4 Truths About Building Customer Loyalty

Stephen Ingledew
Posted: 09/07/2015

In the financial services industry trust is still a rare commodity, products are pretty much all the same and regulation is some of the strictest around. So how do you build strong, loyal customer relationships?


I’d like to share four truths that I’ve found to be, in the right mix, a very powerful and successful way to build more meaningful relationships that ultimately creates customer trust.

A little bit of history

If you're not familiar with financial services, it’s an industry hasn’t had the best of records when it comes to things like trust and loyalty. Some of it was deserved. Helping people save, for whatever reason or goal in life, is one of the biggest responsibilities a business can have.

It’s a responsibility Standard Life – where I work – has always understood and helps explains why we’ve been around for over 190 years. But this longevity isn’t due to any magic crystal ball; it comes from a continuous process of change: making sure you know who your customers are and what they want from life. It means making mistakes from time to time, but equally it means never standing still even when you're doing things right.

Finding the key

This was the easy bit. Our customers were the key. But we needed to understand how this key worked. This is where the truths come in.

1. Know your customers


This might sound obvious but it’s not. Think about your customers for a second. What do you have that allows you to know them? Be honest. Do you know your customers, or just know about them?

For us, our customers existed as data; names, addresses, ages, products. So yes, we knew about them, but we didn’t know them. Also our data ‘lived’ on different platforms and in different forms. We needed a single view of what we knew about our customers. To do that we created a new insight team. Their brief was (and still is) challenging: help our business know our customers. The team came up with using the concept of ‘personas’ which are pretty commonplace now. They’re a great way of knowing who your customers are because they, arguably, are people. By doing that, we changed the dynamic of how we designed our customer experiences. Now it’s about designing and improving with real people in mind, not categories of data or impersonal customer ‘types’. Thinking about what people want, or are telling you, is infinitely more compelling than what reams of data can reveal. This is only the foundation block of building trust however; we knew that we needed to do more in other areas.

2. Understand behaviour and you understand the problem

This was a direct follow-on from developing personas – human faces that represent who our customers are.Behaviouralscience is quite new to our industry. I’m told that we were the first FS brand to commission a study usingbehaviouralscience to see how ourbehavioursshape savings decision making. This was a very valuable study for us as it informed the personas we’d developed.

Understanding the why instead of the what when it comes to financial planning is a much richer soil in which to grow our propositions because it has its roots in human behavior. I would really recommend this approach to any business looking to build strong bonds of trust. A relationship based on understanding – in particular understanding why customers think and do certain things – is vital if you want those relationships to be long lasting.

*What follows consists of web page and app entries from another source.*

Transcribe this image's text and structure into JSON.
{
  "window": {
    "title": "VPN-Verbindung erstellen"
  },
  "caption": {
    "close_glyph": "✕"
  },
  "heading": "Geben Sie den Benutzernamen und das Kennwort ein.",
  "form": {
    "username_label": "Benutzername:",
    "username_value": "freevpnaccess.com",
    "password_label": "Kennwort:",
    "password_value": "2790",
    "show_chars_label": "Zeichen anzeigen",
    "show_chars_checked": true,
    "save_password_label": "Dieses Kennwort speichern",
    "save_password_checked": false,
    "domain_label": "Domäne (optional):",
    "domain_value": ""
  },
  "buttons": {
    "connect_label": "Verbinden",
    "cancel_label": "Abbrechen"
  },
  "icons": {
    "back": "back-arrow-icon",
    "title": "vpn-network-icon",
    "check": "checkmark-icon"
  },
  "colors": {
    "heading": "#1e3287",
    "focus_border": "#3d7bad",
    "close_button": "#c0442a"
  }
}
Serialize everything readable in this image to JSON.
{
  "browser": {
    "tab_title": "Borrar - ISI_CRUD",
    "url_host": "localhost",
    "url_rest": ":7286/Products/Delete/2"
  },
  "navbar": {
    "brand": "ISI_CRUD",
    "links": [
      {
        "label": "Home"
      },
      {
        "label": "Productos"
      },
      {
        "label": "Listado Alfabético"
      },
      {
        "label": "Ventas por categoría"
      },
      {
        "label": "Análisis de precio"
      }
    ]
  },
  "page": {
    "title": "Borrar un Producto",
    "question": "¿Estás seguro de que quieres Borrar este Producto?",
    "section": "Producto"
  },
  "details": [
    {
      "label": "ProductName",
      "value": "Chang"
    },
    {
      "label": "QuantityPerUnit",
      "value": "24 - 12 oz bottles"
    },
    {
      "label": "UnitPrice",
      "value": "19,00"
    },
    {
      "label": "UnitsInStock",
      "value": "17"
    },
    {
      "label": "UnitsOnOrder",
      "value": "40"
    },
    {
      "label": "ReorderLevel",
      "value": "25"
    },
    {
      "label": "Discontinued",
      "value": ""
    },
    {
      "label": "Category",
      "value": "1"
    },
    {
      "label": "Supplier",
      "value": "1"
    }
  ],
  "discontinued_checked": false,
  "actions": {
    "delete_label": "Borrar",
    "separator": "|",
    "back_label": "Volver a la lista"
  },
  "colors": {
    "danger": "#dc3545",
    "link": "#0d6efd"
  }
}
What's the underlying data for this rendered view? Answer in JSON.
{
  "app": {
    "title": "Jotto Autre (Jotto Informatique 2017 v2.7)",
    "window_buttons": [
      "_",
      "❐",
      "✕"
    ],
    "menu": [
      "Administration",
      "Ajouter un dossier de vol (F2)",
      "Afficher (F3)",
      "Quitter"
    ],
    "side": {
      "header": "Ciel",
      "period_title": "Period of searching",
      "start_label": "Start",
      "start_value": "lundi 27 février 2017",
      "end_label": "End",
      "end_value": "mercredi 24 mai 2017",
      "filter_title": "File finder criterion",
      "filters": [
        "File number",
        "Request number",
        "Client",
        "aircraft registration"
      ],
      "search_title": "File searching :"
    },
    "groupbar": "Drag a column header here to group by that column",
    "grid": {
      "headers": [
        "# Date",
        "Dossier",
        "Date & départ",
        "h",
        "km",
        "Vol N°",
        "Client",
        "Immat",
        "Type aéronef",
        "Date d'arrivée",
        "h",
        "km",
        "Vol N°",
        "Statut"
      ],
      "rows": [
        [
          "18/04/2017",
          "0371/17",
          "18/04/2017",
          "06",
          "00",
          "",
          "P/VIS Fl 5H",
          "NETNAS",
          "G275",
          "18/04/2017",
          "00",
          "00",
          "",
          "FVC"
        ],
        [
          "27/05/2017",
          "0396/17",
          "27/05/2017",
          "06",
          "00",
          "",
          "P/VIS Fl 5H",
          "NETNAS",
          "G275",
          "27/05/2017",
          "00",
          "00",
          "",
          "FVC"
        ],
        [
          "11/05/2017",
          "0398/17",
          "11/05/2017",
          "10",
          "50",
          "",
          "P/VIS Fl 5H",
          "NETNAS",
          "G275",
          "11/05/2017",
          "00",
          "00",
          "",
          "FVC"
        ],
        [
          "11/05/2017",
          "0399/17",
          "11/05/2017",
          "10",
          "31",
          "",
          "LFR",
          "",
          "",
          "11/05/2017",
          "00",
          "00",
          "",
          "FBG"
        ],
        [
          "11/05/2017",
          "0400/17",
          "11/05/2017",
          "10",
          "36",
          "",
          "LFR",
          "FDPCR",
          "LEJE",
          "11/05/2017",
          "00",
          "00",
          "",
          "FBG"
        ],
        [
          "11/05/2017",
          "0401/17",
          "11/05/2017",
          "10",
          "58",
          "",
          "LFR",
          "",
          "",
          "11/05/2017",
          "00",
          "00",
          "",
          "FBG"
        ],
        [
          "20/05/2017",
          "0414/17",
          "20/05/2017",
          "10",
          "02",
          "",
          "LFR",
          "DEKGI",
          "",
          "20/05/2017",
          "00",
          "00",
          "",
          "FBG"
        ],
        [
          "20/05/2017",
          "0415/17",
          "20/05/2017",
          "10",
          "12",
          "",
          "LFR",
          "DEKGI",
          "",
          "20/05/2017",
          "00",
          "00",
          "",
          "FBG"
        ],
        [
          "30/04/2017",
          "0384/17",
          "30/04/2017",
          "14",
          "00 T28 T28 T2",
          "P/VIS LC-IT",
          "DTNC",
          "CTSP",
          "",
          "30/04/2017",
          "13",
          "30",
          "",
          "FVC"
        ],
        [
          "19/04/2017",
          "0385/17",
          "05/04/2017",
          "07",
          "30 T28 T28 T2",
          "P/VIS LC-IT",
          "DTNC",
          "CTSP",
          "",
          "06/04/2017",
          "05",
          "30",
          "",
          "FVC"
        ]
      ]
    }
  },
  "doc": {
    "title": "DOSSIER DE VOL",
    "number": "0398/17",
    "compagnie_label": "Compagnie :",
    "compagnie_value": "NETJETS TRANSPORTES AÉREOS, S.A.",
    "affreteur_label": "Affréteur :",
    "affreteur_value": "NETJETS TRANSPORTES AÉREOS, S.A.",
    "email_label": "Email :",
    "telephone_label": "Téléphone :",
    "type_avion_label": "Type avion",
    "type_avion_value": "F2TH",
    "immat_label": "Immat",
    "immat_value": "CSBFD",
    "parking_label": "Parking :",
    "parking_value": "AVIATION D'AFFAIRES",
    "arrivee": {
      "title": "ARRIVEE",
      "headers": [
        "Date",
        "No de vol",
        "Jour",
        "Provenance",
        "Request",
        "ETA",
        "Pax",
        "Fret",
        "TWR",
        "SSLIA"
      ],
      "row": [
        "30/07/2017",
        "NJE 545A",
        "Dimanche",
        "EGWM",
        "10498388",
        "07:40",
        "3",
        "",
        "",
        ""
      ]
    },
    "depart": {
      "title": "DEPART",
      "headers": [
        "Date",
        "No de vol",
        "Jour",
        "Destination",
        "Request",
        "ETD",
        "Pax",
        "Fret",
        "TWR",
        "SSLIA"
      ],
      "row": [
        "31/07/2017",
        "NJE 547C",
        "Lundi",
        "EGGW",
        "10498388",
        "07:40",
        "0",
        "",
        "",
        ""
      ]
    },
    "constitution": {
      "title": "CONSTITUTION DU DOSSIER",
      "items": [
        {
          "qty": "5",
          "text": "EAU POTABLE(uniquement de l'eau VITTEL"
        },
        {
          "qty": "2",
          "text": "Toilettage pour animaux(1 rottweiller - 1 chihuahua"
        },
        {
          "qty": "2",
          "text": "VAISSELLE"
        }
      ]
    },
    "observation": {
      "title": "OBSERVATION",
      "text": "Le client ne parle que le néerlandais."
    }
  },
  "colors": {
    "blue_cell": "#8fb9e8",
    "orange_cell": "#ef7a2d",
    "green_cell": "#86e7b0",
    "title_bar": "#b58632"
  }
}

3. Insight drives improvement

Insight is the lifeblood of our business – but it needs to flow. Insight is useless if it’s kept in a box. We’ve had some fantastic results from something that we created purely from insight. It’s called ‘Good to Go’ and, in a nutshell, it allows our customers (it’s aimed at small to medium business owners) to set up a new company pension scheme online in under six minutes.

Or put another way, in the time it takes to hard boil an egg, our customers can set up a new pension scheme for their employees. It's all done online. The idea was sparked by insight that our old set-up times were too long. We could’ve treated the symptom, but instead we treated the problem by launching something that addressed our customer’s needs and, crucially, through how well we knew them.

4. Be honest, learn from your mistakes


Of course, bonds of trust can easily be broken if a business doesn’t learn from its mistakes. There’s an old maxim in financial services: "Past performance is no guide to the future". But when it comes to creating customer experiences that fit with our customer’s thinking and stage in life, then past performance – or past experience – absolutely is a guide to the future.

One of the biggest tests of our ability to meet our customers’ needs happened in April 2015. On the day new pensions freedoms were introduced – where people had more flexibility to choose what they did with their pension savings – we knew we needed to be ready to answer more calls and more online enquiries than usual. In fact, we got our highest level of calls ever!

Dealing with that type of demand meant a very fast learning curve. Thanks to the way we work together (we’re big on collaboration) we’d drafted in help from other teams to get our customers the information and help they wanted. What we learned from this informs how we work in the future. The key is to be honest about what’s happened, why it happened and then put the learnings in place for the future.

Trust is renewed every day

What we’ve learned in applying these truths is, the more we get to know what our customers think about savings and how they feel about planning their financial lives, the more we can adapt the experiences we create for them.

And it’s through that continuous process of listening, understanding and adapting that trust bonds are created. But we know trust can disappear in a day. It makes our work challenging but, on a personal level, it’s also a lot of fun and very rewarding.

The last thing I wanted to mention was people. Having a great team around you, who share your enthusiasm, who understand the journey they are on and how these truths I’ve listed can all play a part on building loyalty, makes coming to work such a rewarding experience.

Stephen Ingledew
Posted: 09/07/2015